No, not a new pub, but a genuine black swan
I first saw him on December 5th in South Abingdon on the gravel pit lake nearest to the Marina and he is still there and very much at home with the mute swans (of which there are 2 large families) and a wide variety of other water birds.
(Many thanks to Elizabeth for the report.)
Brian has an appeal for help for people to help run the Abingdon Aunt Sally League. He says …
I draw your attention to an immediate crisis facing the Abingdon Aunt Sally League where following their recent A.G.M. the very existence of the League is in question following the resignations of several Committee members.
Whilst I appreciate that Aunt Sally is not for everyone, in the Abingdon League last season there were 65 teams ( Pubs or Clubs) that registered and approximately 800 players that had an interest in the game.
For anyone interested the current League address is to be found at abingdonauntsally.com and for anyone wishing to learn the origins of the League Basil Collins a founder member, who is still with us today, writes …
‘As Licensee of the ‘Black Swan’ Abingdon during early February 1960 my interest regarding pub sports was 100% participating in playing darts, when one Saturday morning two customers came into the bar, whom I knew later to be a Sid Green and Ron Farrell, purchased drinks and making general conversation about pub activities, asked me if I would be interested in forming an Aunt Sally League, to which I replied, “What the hell is Aunt Sally?”

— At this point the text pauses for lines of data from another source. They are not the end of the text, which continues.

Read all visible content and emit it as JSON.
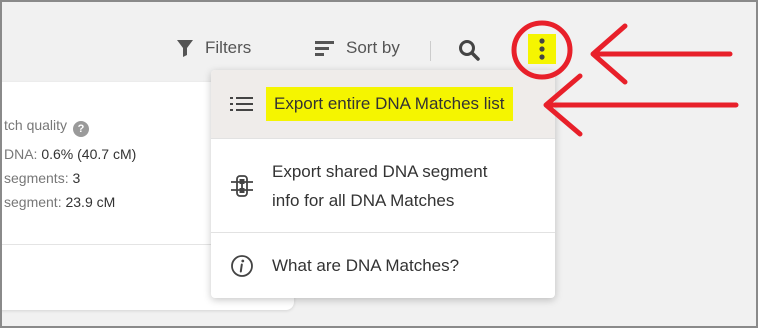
{
  "toolbar": {
    "filters_label": "Filters",
    "sort_label": "Sort by"
  },
  "card": {
    "match_quality_label": "tch quality",
    "help_glyph": "?",
    "shared_dna_key": "DNA:",
    "shared_dna_value": "0.6% (40.7 cM)",
    "segments_key": "segments:",
    "segments_value": "3",
    "largest_segment_key": "segment:",
    "largest_segment_value": "23.9 cM"
  },
  "menu": {
    "items": [
      {
        "label": "Export entire DNA Matches list",
        "icon": "list-icon"
      },
      {
        "label_line1": "Export shared DNA segment",
        "label_line2": "info for all DNA Matches",
        "icon": "dna-segment-icon"
      },
      {
        "label": "What are DNA Matches?",
        "icon": "info-icon"
      }
    ]
  },
  "colors": {
    "highlight": "#f5f500",
    "annotation_red": "#e8202a"
  }
}
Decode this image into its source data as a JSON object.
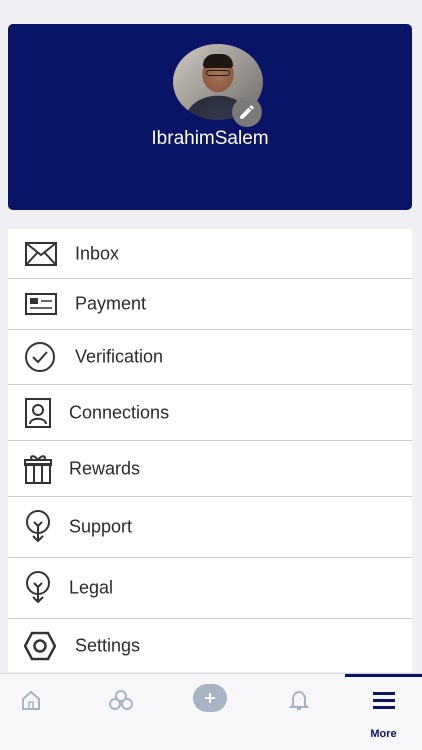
{
  "profile": {
    "name": "IbrahimSalem"
  },
  "menu": {
    "items": [
      {
        "label": "Inbox",
        "icon": "envelope-icon"
      },
      {
        "label": "Payment",
        "icon": "id-card-icon"
      },
      {
        "label": "Verification",
        "icon": "check-circle-icon"
      },
      {
        "label": "Connections",
        "icon": "contact-badge-icon"
      },
      {
        "label": "Rewards",
        "icon": "gift-icon"
      },
      {
        "label": "Support",
        "icon": "lightbulb-icon"
      },
      {
        "label": "Legal",
        "icon": "lightbulb-icon"
      },
      {
        "label": "Settings",
        "icon": "hexagon-gear-icon"
      }
    ]
  },
  "tabbar": {
    "tabs": [
      {
        "icon": "home-icon",
        "label": ""
      },
      {
        "icon": "circles-icon",
        "label": ""
      },
      {
        "icon": "plus-icon",
        "label": ""
      },
      {
        "icon": "bell-icon",
        "label": ""
      },
      {
        "icon": "menu-icon",
        "label": "More",
        "active": true
      }
    ]
  },
  "colors": {
    "brand": "#0a1466",
    "inactive_tab": "#a8b3c4",
    "text": "#2b2b2b"
  }
}
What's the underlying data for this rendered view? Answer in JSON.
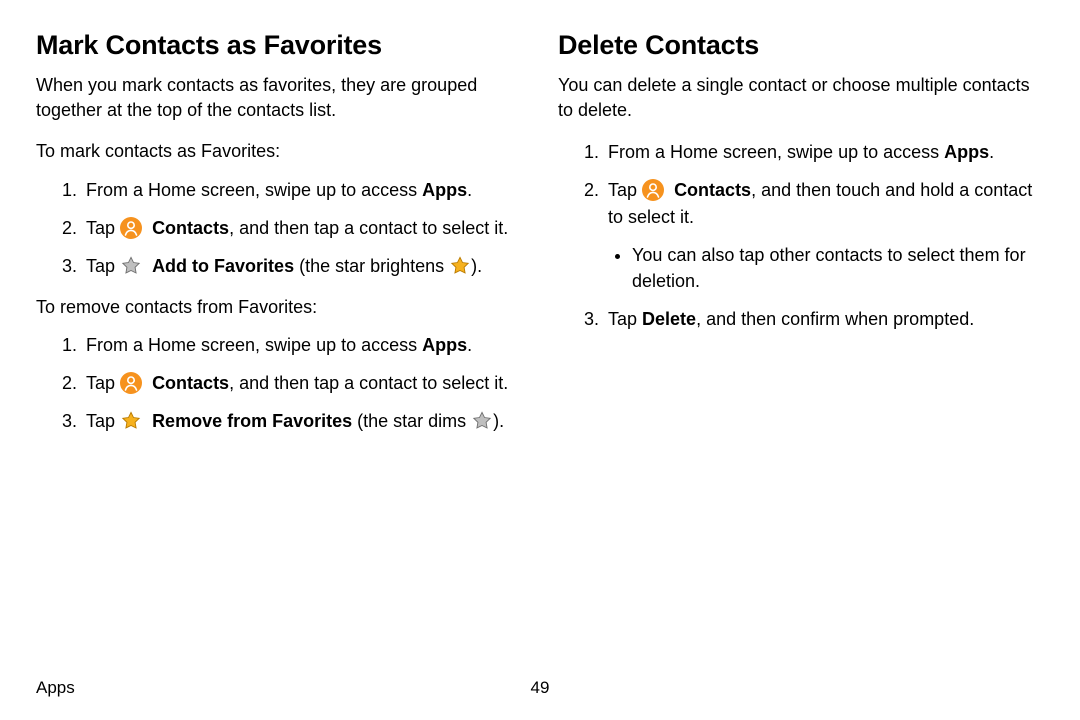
{
  "left": {
    "heading": "Mark Contacts as Favorites",
    "intro": "When you mark contacts as favorites, they are grouped together at the top of the contacts list.",
    "lead1": "To mark contacts as Favorites:",
    "s1a": "From a Home screen, swipe up to access ",
    "s1a_b": "Apps",
    "s1a_end": ".",
    "s2a_pre": "Tap ",
    "s2a_b": "Contacts",
    "s2a_post": ", and then tap a contact to select it.",
    "s3a_pre": "Tap ",
    "s3a_b": "Add to Favorites",
    "s3a_mid": " (the star brightens ",
    "s3a_end": ").",
    "lead2": "To remove contacts from Favorites:",
    "s1b": "From a Home screen, swipe up to access ",
    "s1b_b": "Apps",
    "s1b_end": ".",
    "s2b_pre": "Tap ",
    "s2b_b": "Contacts",
    "s2b_post": ", and then tap a contact to select it.",
    "s3b_pre": "Tap ",
    "s3b_b": "Remove from Favorites",
    "s3b_mid": " (the star dims ",
    "s3b_end": ")."
  },
  "right": {
    "heading": "Delete Contacts",
    "intro": "You can delete a single contact or choose multiple contacts to delete.",
    "s1": "From a Home screen, swipe up to access ",
    "s1_b": "Apps",
    "s1_end": ".",
    "s2_pre": "Tap ",
    "s2_b": "Contacts",
    "s2_post": ", and then touch and hold a contact to select it.",
    "s2_sub": "You can also tap other contacts to select them for deletion.",
    "s3_pre": "Tap ",
    "s3_b": "Delete",
    "s3_post": ", and then confirm when prompted."
  },
  "footer": {
    "section": "Apps",
    "page": "49"
  }
}
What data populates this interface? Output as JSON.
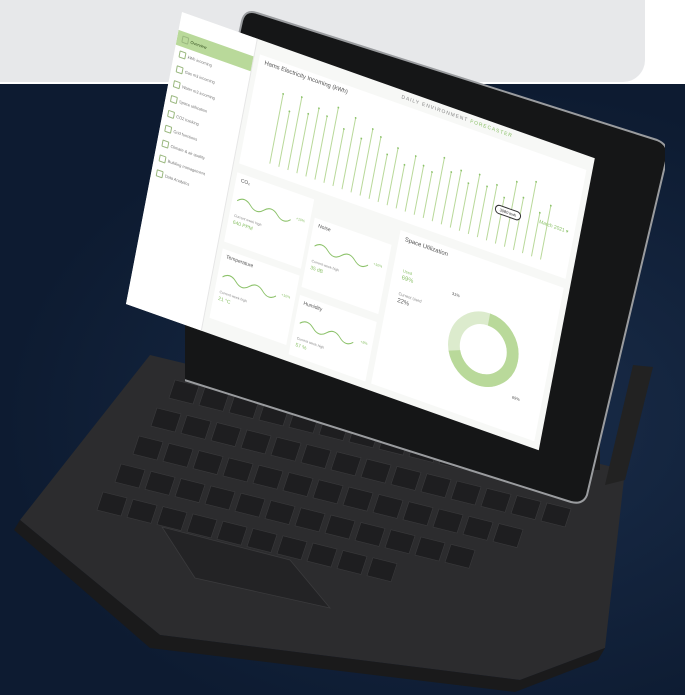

Read on … abingdonauntsally.com/history/the-first-30-years
There was a meeting of Abingdon Town Council this evening to consider reports from the council’s sub Committees, and agree next year’s budget.
The meeting began with a prayer from Revd Charles Miller where he prayed among other things “Inspire the council with a right judgement in all things, and … a zeal for the common good.”
Councillors expressed concern about the mud on the road left be lorries leaving the Drayton Road building site, and the danger presented sometimes by lorries turning into the site. The Mayor undertook to write to the district council to express the town council’s concern.
There was then a heated debate about setting up a working group to consider the council’s future carbon cutting. Conservatives first suggested postponing the working group agreed at a previous town council. They then proposed it be set up under Widdecombe rules so that the ruling Conservative party have 3 members, and the opposition Lib-Dems 2. This left the independent Angela Lawrence out in the cold. But the Widdecombe rules were voted through by all the Conservatives; all the Lib-Dems abstained, and only Angela voted against. She appeared to be the one most passionate about making things happen in this working group.
A decision was made to allow a 2nd monthly Farmer’s Market. There was also a discussion of Market fees. On this occasion it was Conservative Councillor Vicky Jenkins who was a lone voice. She said that the town council was subsidising the Farmer’s Market whose rents were 38% less. Both Markets should be treated the same.
Other committee papers were all agreed including those on the Guildhall which I will return to soon.
There followed a party political discussion on the budget. The Lib-Dems proposed some amendments to the budget. These included adding £60K to the Community fund to help save Abingdon’s Children’s Centres, and £30K not £10K towards pushing ahead with the Neighbourhood Plan. To pay for these changes they wanted efficiency savings, charging more for some council services, and not putting quite so much towards the future cemetery fund, or buying additional Christmas lights.
In the end this amendment was voted down largely on party lines with Angela Lawrence the independent and another councillor choosing to abstain. The main Conservative argument was that the Lib-Dems should have thought of these ideas earlier and got it properly discussed through committees beforehand.
But it did produce a good lively debate. When everything is agreed beforehand town council meetings can be as dull as next year’s budget sheets.